27 Apr Miszewski touts benefits of IT integration
Madison, Wis. – Matt Miszewski doesn’t look like a man on the hot seat, at least not in public.
The man governor Jim Doyle hired to manage the State of Wisconsin’s information technology consolidation gave a progress report Thursday on the troubled project, now the subject of a state audit, during a “Consolidation for Optimization” program at the Concourse Hotel.
Despite criticism of the results, Miszewski said the challenges facing the ambitious project are not unusual among state IT projects, and he received some support on that point from Richard Varn, a senior fellow at the Center of Digital Government. Varn is a former Iowa state employee who was fired after the governor of that state got cold feet at the first sign of trouble with an IT consolidation.
As the chief information officer for state government, Miszewski oversees its $400 million annual investment in IT, and its large-scale consolidation effort. The program is designed to bring cost savings and other efficiencies in the delivery of state services, but there have been more than a few hiccups in the agencies that are part of the initial implementation.

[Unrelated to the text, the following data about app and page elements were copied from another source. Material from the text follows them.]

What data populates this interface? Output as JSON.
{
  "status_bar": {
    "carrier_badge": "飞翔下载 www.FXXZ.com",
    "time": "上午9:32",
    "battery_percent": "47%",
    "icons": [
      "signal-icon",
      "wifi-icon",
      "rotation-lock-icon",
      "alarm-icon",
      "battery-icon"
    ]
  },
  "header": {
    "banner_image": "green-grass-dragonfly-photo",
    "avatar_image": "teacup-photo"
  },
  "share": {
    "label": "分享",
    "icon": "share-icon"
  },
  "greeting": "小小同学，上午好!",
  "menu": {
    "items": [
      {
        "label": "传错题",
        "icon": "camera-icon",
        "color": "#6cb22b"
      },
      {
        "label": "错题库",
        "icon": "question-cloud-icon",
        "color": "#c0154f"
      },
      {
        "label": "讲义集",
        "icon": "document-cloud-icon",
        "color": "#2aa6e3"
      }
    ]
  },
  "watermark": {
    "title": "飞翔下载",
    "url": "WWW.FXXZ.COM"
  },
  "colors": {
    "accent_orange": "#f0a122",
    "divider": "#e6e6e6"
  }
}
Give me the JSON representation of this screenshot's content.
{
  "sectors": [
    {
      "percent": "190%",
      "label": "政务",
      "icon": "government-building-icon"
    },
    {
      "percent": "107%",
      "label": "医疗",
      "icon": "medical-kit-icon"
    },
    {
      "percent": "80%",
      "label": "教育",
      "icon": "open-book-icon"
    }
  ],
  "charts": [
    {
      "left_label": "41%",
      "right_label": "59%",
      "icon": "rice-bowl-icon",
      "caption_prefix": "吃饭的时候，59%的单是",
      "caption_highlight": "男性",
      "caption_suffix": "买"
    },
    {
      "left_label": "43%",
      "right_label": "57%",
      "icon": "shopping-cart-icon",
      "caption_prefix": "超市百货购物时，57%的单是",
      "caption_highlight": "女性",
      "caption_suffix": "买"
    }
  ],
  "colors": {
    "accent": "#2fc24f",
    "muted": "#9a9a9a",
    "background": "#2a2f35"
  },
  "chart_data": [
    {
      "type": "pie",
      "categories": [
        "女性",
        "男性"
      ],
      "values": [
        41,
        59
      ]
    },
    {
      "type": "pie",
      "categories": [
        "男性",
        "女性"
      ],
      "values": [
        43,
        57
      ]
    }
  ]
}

While nobody has placed an exact price tag on the errors, implementation problems and cost overruns on several large projects have cost state taxpayers millions of dollars that cannot be recouped, prompting the Legislative Audit Committee to authorize an audit.
Miszewski, a former labor attorney and IT business owner, acknowledged the concern, but he claimed that Wisconsin, by being among the first states to consolidate IT systems across state agencies, will save “an incredible amount of money.”
Consolidation, he said, would achieve $9 million in annual savings that could be applied elsewhere. While some people have suggested to him that $9 million isn’t that much savings, he asked the vendors and state employees in attendance how many teachers or policemen $9 million could buy. He also noted that the governor recently authorized spending $5 million to recruit biotech companies and researchers to the state, a move that could bring thousands of high-paying jobs here.
“What started this effort, clearly, was cost,” he said, citing the state’s $3.2 billion budget deficit in 2003.
Another goal of consolidation, he noted, is to revolutionize the delivery of government services in Wisconsin by “destroying the barriers to borderless government.” He said the project has changed the mindset of those inside the new Division of Enterprise Technology to one where the voice of the customer is “integrated into everything we do.”
Miszewski said the $29 million data center being constructed as part of the consolidation is near completion, and the staffing process for the DET is nearly complete. Nine agencies are part of the first wave of consolidation, and smaller agencies are migrating as well. “We will complete migration by July of next year, unless something changes,” he said.
Miszewski gave Governor Doyle credit for seeing the project through. “I’ve enjoyed incredible executive support, and I continue to enjoy incredible executive support,” he said.
Richard Varn could be excused if he is envious of that. In 2002, Varn was let go by Iowa Gov. Tom Vilsack when a similar project encountered trouble there. Iowa, he said, is still moving slowly to consolidate its technology systems, whereas the effort in Wisconsin, despite its problems, enjoys bipartisan support. “I had one big difference,” Varn said. “My governor not only blinked, he cut and ran when things got difficult.”
Varn said what Wisconsin is experiencing is not unusual, and that the state would benefit from having a strong central sponsor in the governor. Among the proven benefits of a state IT consolidation, he said, are shared services, more cost effective e-forms, and collaborative tools. “Doing this [consolidation] is a ‘duh,” he stated.
More about Wisconsin’s IT projects
• Auditors outline what they want to know about state IT projects
• Audit of multi-million dollar state IT spending will proceed
• Wisconsin Virtual Academy holds info sessions for new year
• Oracle out, Microsoft in for state e-mail project